Three-a-day sessions will continue through Friday.
During the gridiron camp, the athletes reside together in Wilson Dome, along with fellow campers from Casa Grande High School. All bed down on cots, air mattresses and bedrolls they furnish.
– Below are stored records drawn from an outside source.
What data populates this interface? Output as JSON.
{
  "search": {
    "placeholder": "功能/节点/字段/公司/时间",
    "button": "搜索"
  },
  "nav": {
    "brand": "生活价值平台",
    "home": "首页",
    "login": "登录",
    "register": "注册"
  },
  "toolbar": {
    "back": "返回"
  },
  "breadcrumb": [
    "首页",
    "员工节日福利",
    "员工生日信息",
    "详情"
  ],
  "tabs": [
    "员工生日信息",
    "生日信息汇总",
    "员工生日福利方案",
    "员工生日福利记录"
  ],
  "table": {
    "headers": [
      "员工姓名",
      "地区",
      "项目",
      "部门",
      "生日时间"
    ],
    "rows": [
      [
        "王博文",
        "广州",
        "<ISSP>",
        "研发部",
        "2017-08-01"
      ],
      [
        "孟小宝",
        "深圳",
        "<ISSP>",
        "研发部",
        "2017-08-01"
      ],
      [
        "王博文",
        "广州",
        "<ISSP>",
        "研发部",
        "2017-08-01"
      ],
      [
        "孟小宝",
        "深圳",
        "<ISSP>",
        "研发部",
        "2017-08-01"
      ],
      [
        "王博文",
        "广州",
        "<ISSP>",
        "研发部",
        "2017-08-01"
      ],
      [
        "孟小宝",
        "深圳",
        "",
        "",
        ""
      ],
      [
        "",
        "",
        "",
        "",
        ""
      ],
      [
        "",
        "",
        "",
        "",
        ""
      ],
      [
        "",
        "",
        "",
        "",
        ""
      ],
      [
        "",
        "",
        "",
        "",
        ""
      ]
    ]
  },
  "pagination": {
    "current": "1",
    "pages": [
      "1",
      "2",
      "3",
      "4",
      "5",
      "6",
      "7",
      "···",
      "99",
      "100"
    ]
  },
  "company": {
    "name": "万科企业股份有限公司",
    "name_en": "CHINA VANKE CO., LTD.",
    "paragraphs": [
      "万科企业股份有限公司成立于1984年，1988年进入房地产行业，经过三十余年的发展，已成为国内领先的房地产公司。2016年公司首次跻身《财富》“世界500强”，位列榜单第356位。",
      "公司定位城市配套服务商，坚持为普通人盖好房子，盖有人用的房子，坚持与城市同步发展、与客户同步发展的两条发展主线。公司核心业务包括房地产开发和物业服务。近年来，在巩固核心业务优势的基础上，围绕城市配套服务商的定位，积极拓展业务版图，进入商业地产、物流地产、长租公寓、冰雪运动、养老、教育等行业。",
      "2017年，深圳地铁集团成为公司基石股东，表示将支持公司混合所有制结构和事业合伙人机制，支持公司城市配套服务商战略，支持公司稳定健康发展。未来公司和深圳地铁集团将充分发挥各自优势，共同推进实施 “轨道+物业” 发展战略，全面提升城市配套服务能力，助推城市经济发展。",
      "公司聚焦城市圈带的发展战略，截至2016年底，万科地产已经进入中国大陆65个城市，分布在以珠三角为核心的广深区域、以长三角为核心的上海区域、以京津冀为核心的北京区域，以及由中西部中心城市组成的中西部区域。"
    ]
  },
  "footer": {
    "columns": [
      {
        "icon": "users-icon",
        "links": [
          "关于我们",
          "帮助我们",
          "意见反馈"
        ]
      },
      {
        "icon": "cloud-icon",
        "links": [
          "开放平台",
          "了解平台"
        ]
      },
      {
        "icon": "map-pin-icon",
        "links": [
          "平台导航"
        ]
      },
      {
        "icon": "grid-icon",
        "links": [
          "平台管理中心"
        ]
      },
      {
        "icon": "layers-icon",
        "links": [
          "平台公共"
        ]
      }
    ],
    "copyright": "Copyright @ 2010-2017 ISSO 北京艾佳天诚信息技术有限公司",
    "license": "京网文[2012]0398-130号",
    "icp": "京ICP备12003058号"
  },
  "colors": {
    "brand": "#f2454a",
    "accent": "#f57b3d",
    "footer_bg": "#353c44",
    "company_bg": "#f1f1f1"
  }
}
Meals are being served to all players and coaches in the school’s cafeteria.
During the evening hours, both teams compete in 7-on-7 passing league competitions on PHS field.
The challenge this season for first year head coach Byron Quinlan and his staff will be to rediscover the magic of the 2008 undefeated state championship team that obviously went AWOL on last year’s 3-7 squad.
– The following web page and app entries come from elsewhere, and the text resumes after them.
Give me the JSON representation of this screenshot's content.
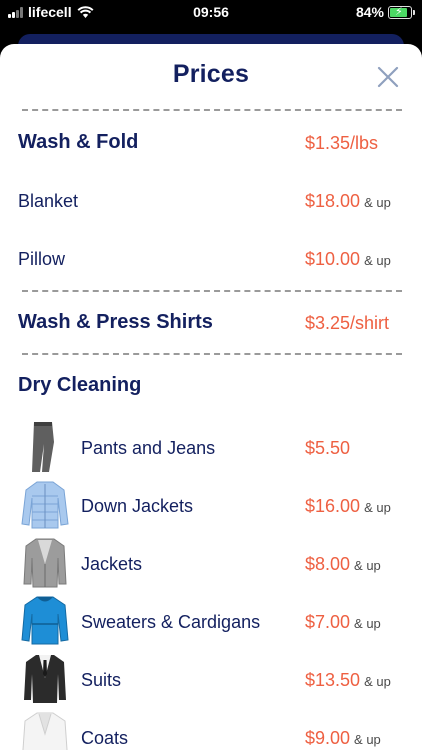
{
  "status": {
    "carrier": "lifecell",
    "time": "09:56",
    "battery": "84%",
    "battery_level": 0.84
  },
  "modal": {
    "title": "Prices"
  },
  "sections": {
    "wash_fold": {
      "name": "Wash & Fold",
      "price": "$1.35/lbs"
    },
    "blanket": {
      "name": "Blanket",
      "price": "$18.00",
      "suffix": "& up"
    },
    "pillow": {
      "name": "Pillow",
      "price": "$10.00",
      "suffix": "& up"
    },
    "wash_press": {
      "name": "Wash & Press Shirts",
      "price": "$3.25/shirt"
    },
    "dry_cleaning": {
      "name": "Dry Cleaning"
    }
  },
  "dry_cleaning_items": [
    {
      "name": "Pants and Jeans",
      "price": "$5.50",
      "suffix": "",
      "icon": "pants-icon"
    },
    {
      "name": "Down Jackets",
      "price": "$16.00",
      "suffix": "& up",
      "icon": "down-jacket-icon"
    },
    {
      "name": "Jackets",
      "price": "$8.00",
      "suffix": "& up",
      "icon": "blazer-icon"
    },
    {
      "name": "Sweaters & Cardigans",
      "price": "$7.00",
      "suffix": "& up",
      "icon": "sweater-icon"
    },
    {
      "name": "Suits",
      "price": "$13.50",
      "suffix": "& up",
      "icon": "suit-icon"
    },
    {
      "name": "Coats",
      "price": "$9.00",
      "suffix": "& up",
      "icon": "coat-icon"
    }
  ],
  "colors": {
    "navy": "#13205f",
    "price": "#ee6042"
  }
}
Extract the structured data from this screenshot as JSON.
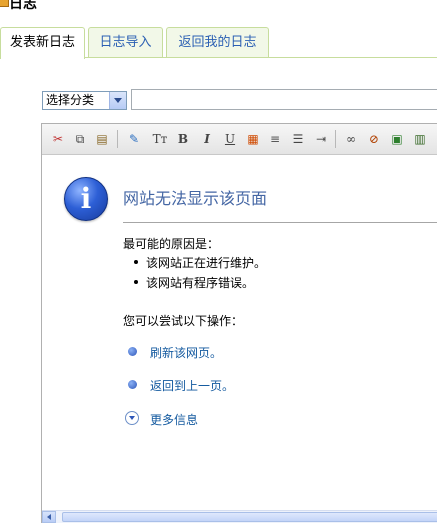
{
  "page": {
    "title": "日志"
  },
  "tabs": [
    {
      "label": "发表新日志",
      "active": true
    },
    {
      "label": "日志导入",
      "active": false
    },
    {
      "label": "返回我的日志",
      "active": false
    }
  ],
  "form": {
    "category": {
      "selected": "选择分类"
    },
    "title_input": {
      "value": ""
    }
  },
  "toolbar": {
    "buttons": [
      "cut-icon",
      "copy-icon",
      "paste-icon",
      "format-painter-icon",
      "font-size-icon",
      "bold-icon",
      "italic-icon",
      "underline-icon",
      "font-color-icon",
      "align-icon",
      "unordered-list-icon",
      "indent-icon",
      "link-icon",
      "unlink-icon",
      "image-icon",
      "media-icon"
    ],
    "labels": {
      "font_size": "Tт",
      "bold": "B",
      "italic": "I",
      "underline": "U"
    }
  },
  "error_page": {
    "title": "网站无法显示该页面",
    "reason_heading": "最可能的原因是：",
    "reasons": [
      "该网站正在进行维护。",
      "该网站有程序错误。"
    ],
    "try_heading": "您可以尝试以下操作：",
    "actions": [
      "刷新该网页。",
      "返回到上一页。",
      "更多信息"
    ]
  }
}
If this year’s Longhorns bear any similarities to the state title team it will be in offensive and defensive strategies.
Quinlan has called upon former offensive coordinator Bret Morse to re-install the power option offense the 2008 team ran almost to perfection.
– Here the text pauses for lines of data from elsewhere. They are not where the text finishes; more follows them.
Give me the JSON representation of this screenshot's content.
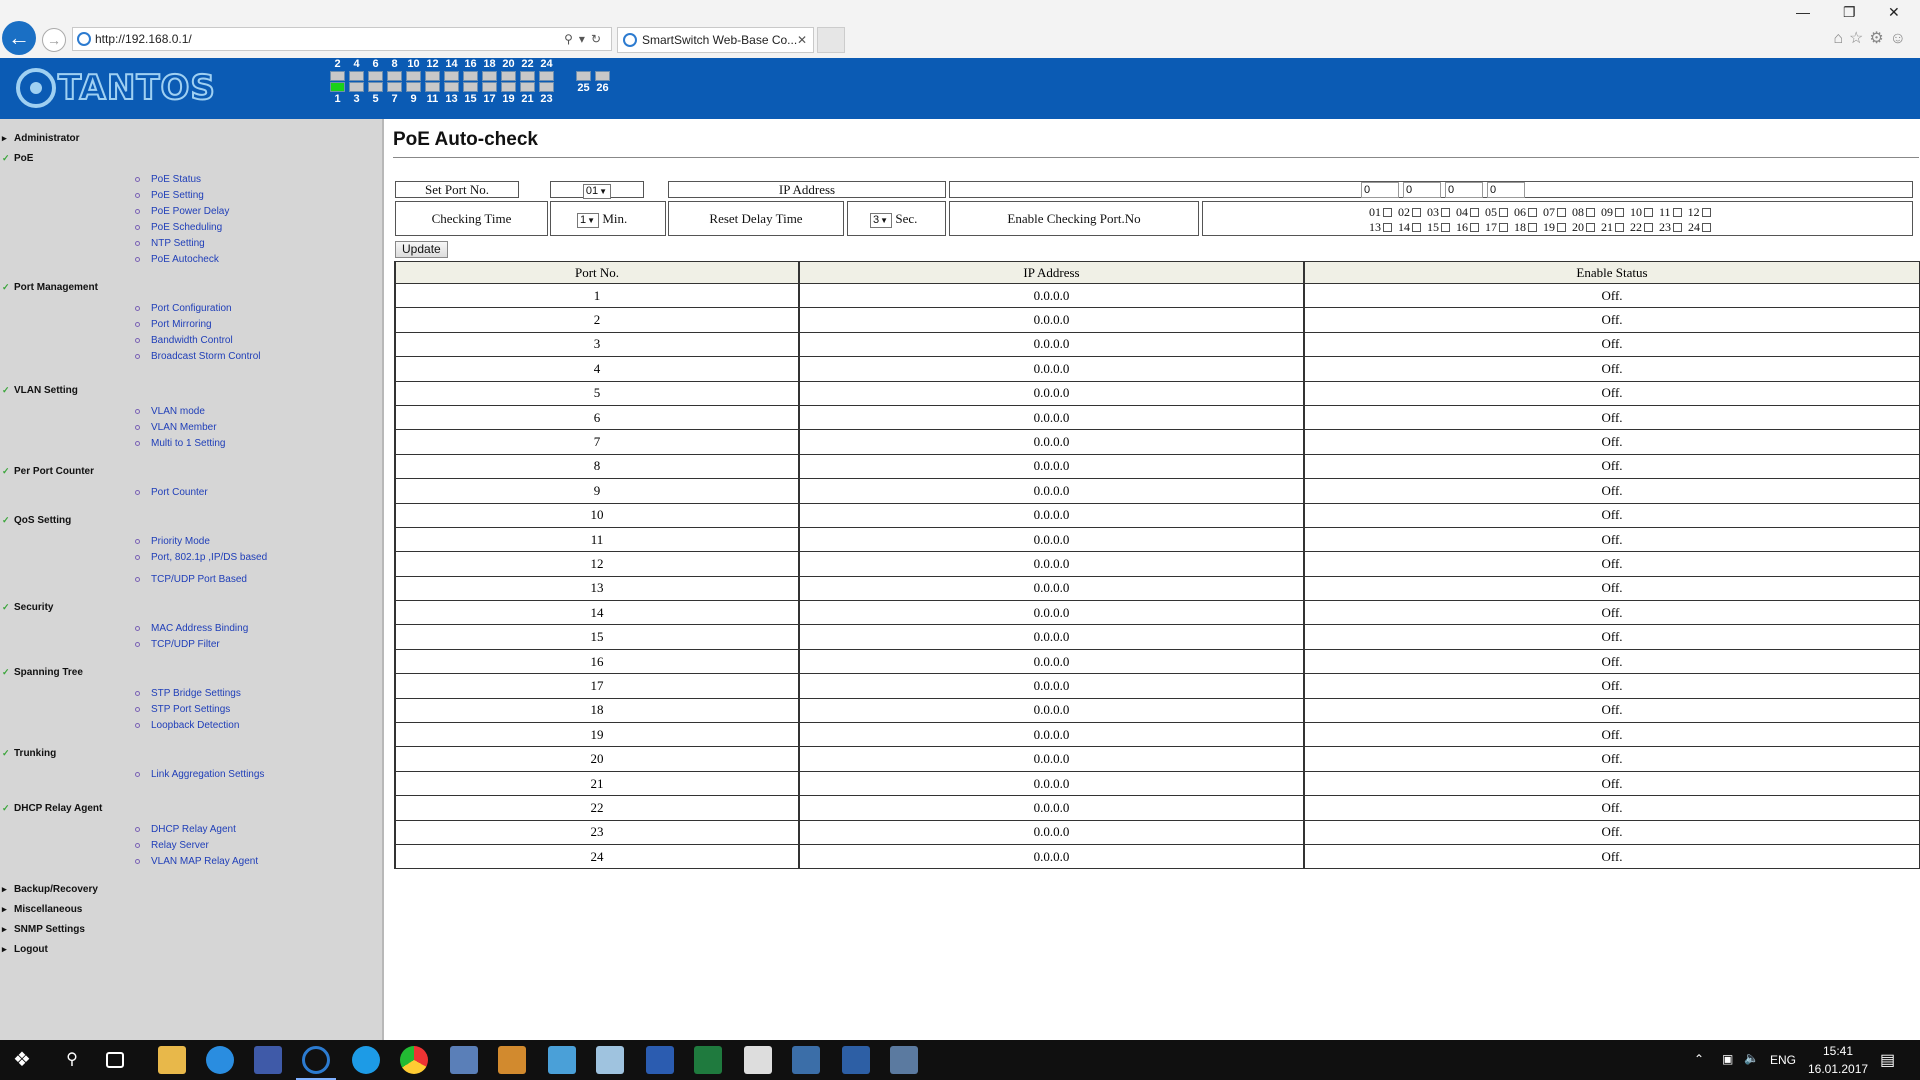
{
  "browser": {
    "url": "http://192.168.0.1/",
    "tab_title": "SmartSwitch Web-Base Co...",
    "back_icon": "arrow-left-icon",
    "forward_icon": "arrow-right-icon",
    "window_controls": [
      "—",
      "❐",
      "✕"
    ]
  },
  "banner": {
    "logo_text": "TANTOS",
    "top_ports": [
      "2",
      "4",
      "6",
      "8",
      "10",
      "12",
      "14",
      "16",
      "18",
      "20",
      "22",
      "24"
    ],
    "bottom_ports": [
      "1",
      "3",
      "5",
      "7",
      "9",
      "11",
      "13",
      "15",
      "17",
      "19",
      "21",
      "23"
    ],
    "uplink_ports": [
      "25",
      "26"
    ],
    "active_ports": [
      "1"
    ]
  },
  "sidebar": {
    "sections": [
      {
        "label": "Administrator",
        "items": []
      },
      {
        "label": "PoE",
        "items": [
          "PoE Status",
          "PoE Setting",
          "PoE Power Delay",
          "PoE Scheduling",
          "NTP Setting",
          "PoE Autocheck"
        ]
      },
      {
        "label": "Port Management",
        "items": [
          "Port Configuration",
          "Port Mirroring",
          "Bandwidth Control",
          "Broadcast Storm Control"
        ]
      },
      {
        "label": "VLAN Setting",
        "items": [
          "VLAN mode",
          "VLAN Member",
          "Multi to 1 Setting"
        ]
      },
      {
        "label": "Per Port Counter",
        "items": [
          "Port Counter"
        ]
      },
      {
        "label": "QoS Setting",
        "items": [
          "Priority Mode",
          "Port, 802.1p ,IP/DS based",
          "TCP/UDP Port Based"
        ]
      },
      {
        "label": "Security",
        "items": [
          "MAC Address Binding",
          "TCP/UDP Filter"
        ]
      },
      {
        "label": "Spanning Tree",
        "items": [
          "STP Bridge Settings",
          "STP Port Settings",
          "Loopback Detection"
        ]
      },
      {
        "label": "Trunking",
        "items": [
          "Link Aggregation Settings"
        ]
      },
      {
        "label": "DHCP Relay Agent",
        "items": [
          "DHCP Relay Agent",
          "Relay Server",
          "VLAN MAP Relay Agent"
        ]
      },
      {
        "label": "Backup/Recovery",
        "items": []
      },
      {
        "label": "Miscellaneous",
        "items": []
      },
      {
        "label": "SNMP Settings",
        "items": []
      },
      {
        "label": "Logout",
        "items": []
      }
    ]
  },
  "main": {
    "title": "PoE Auto-check",
    "set_port_label": "Set Port No.",
    "set_port_value": "01",
    "ip_address_label": "IP Address",
    "ip_octets": [
      "0",
      "0",
      "0",
      "0"
    ],
    "checking_time_label": "Checking Time",
    "checking_time_value": "1",
    "checking_time_unit": "Min.",
    "reset_delay_label": "Reset Delay Time",
    "reset_delay_value": "3",
    "reset_delay_unit": "Sec.",
    "enable_checking_label": "Enable Checking Port.No",
    "check_ports_row1": [
      "01",
      "02",
      "03",
      "04",
      "05",
      "06",
      "07",
      "08",
      "09",
      "10",
      "11",
      "12"
    ],
    "check_ports_row2": [
      "13",
      "14",
      "15",
      "16",
      "17",
      "18",
      "19",
      "20",
      "21",
      "22",
      "23",
      "24"
    ],
    "update_label": "Update",
    "table": {
      "headers": [
        "Port No.",
        "IP Address",
        "Enable Status"
      ],
      "rows": [
        [
          "1",
          "0.0.0.0",
          "Off."
        ],
        [
          "2",
          "0.0.0.0",
          "Off."
        ],
        [
          "3",
          "0.0.0.0",
          "Off."
        ],
        [
          "4",
          "0.0.0.0",
          "Off."
        ],
        [
          "5",
          "0.0.0.0",
          "Off."
        ],
        [
          "6",
          "0.0.0.0",
          "Off."
        ],
        [
          "7",
          "0.0.0.0",
          "Off."
        ],
        [
          "8",
          "0.0.0.0",
          "Off."
        ],
        [
          "9",
          "0.0.0.0",
          "Off."
        ],
        [
          "10",
          "0.0.0.0",
          "Off."
        ],
        [
          "11",
          "0.0.0.0",
          "Off."
        ],
        [
          "12",
          "0.0.0.0",
          "Off."
        ],
        [
          "13",
          "0.0.0.0",
          "Off."
        ],
        [
          "14",
          "0.0.0.0",
          "Off."
        ],
        [
          "15",
          "0.0.0.0",
          "Off."
        ],
        [
          "16",
          "0.0.0.0",
          "Off."
        ],
        [
          "17",
          "0.0.0.0",
          "Off."
        ],
        [
          "18",
          "0.0.0.0",
          "Off."
        ],
        [
          "19",
          "0.0.0.0",
          "Off."
        ],
        [
          "20",
          "0.0.0.0",
          "Off."
        ],
        [
          "21",
          "0.0.0.0",
          "Off."
        ],
        [
          "22",
          "0.0.0.0",
          "Off."
        ],
        [
          "23",
          "0.0.0.0",
          "Off."
        ],
        [
          "24",
          "0.0.0.0",
          "Off."
        ]
      ]
    }
  },
  "taskbar": {
    "language": "ENG",
    "time": "15:41",
    "date": "16.01.2017",
    "accent": "#7fb0ff"
  }
}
However, the personnel will be much different from two years ago and it remains to be seen if the new crew of Longhorns has the talent and moxie to run the power option effectively.
During the summer workouts, Morse has attended some of the practice sessions to teach the nuances of the offense to players who were not varsity team members two years ago.
Defensively, the new team is expected to again use a 43 scheme that former coach Jerry Rhoades first began installing in 2004.
Once again, however, for it to be effective, the Longhorns must have the muscle up front to control the line of scrimmage, the linebackers to fight off blocks and find the ball and the defensive backs to cover both man and in zones.
In addition to Morse being on board at least part time, Quinlan has enlisted the aid of former Longhorn Chris Harold to work with the offensive and defensive linemen.
After starring at PHS in the mid-1990s, Harold went on to play collegiately in New Mexico.
He could be just the coach to mold the “O” and “D” lines into a cohesive unit similar to the 2008 group.
To participate in the current camp, the athletes paid a fee of $50, which is a significant reduction from the last few years when it was $150.
Quinlan said he decided to cut costs of the camp to help the players and their families defray this year’s new participation fees, which now are $200. Last year, the pay-to-play fee was $60.
At the onset of the camp, Quinlan said he was disappointed that only one other team showed up.
“We had some coaches back out, saying their players didn’t have the money,” he said. “I want to make this camp one in which coaches are knocking down the door trying to get in.”
His goal is to attract 4A and 5A schools to the camp, which will give those teams from Phoenix a cooler location to train and provide plenty of stiff competition for the Longhorns.
“Like my dad did in summer league basketball (tournaments) when he used to bring teams like Mountain View and Shadow Mountain up here,” he said.
Quinlan’s father, Jim, is a former PHS boys basketball coach.